-- Excerpts from an interface dataset --

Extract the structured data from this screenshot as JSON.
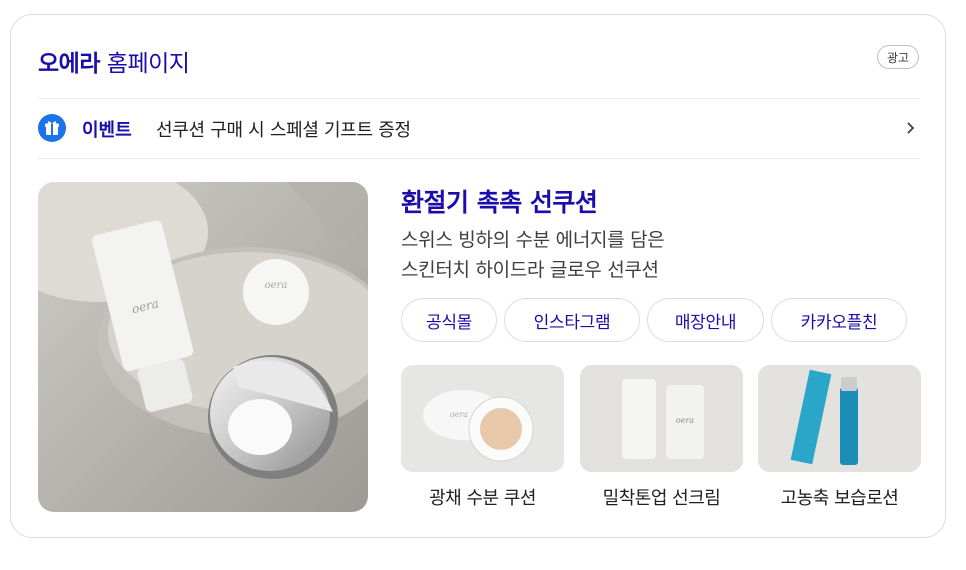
{
  "ad": {
    "brand": "오에라",
    "title_rest": " 홈페이지",
    "badge": "광고"
  },
  "event": {
    "label": "이벤트",
    "text": "선쿠션 구매 시 스페셜 기프트 증정",
    "icon": "gift-icon"
  },
  "hero": {
    "headline": "환절기 촉촉 선쿠션",
    "desc_line1": "스위스 빙하의 수분 에너지를 담은",
    "desc_line2": "스킨터치 하이드라 글로우 선쿠션",
    "image_text": "oera"
  },
  "chips": [
    "공식몰",
    "인스타그램",
    "매장안내",
    "카카오플친"
  ],
  "products": [
    {
      "name": "광채 수분 쿠션"
    },
    {
      "name": "밀착톤업 선크림"
    },
    {
      "name": "고농축 보습로션"
    }
  ],
  "colors": {
    "link": "#1a0dab",
    "accent": "#1a73e8",
    "border": "#dadce0"
  }
}
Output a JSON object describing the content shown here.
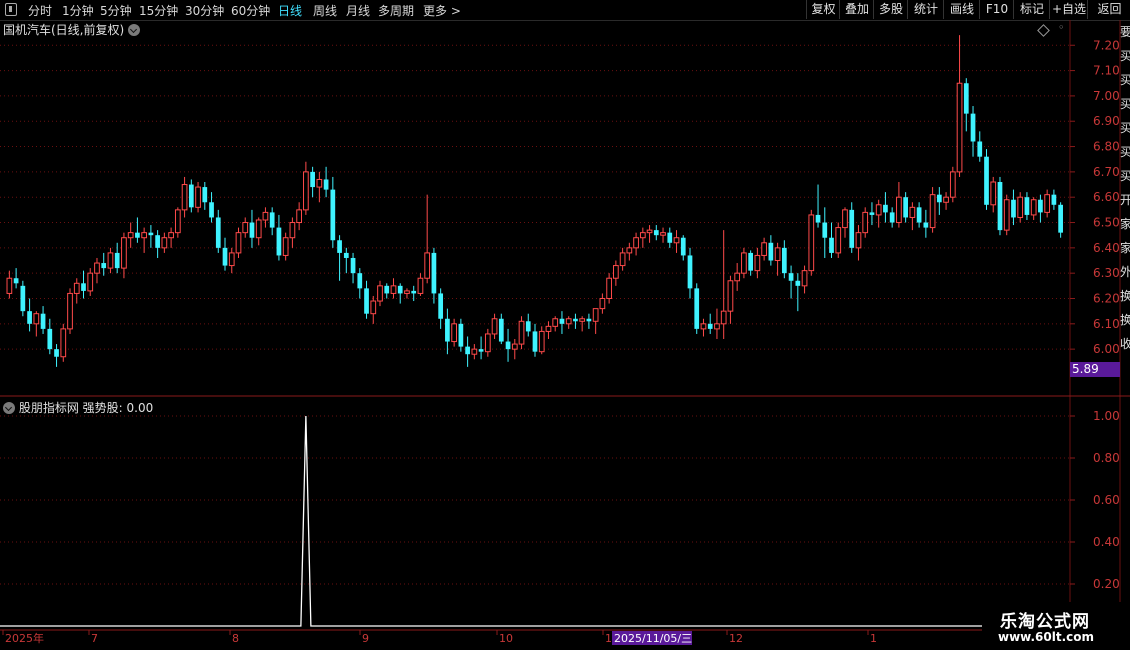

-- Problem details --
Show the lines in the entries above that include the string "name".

-- Your solution --
      "name": "광채 수분 쿠션"
      "name": "밀착톤업 선크림"
      "name": "고농축 보습로션"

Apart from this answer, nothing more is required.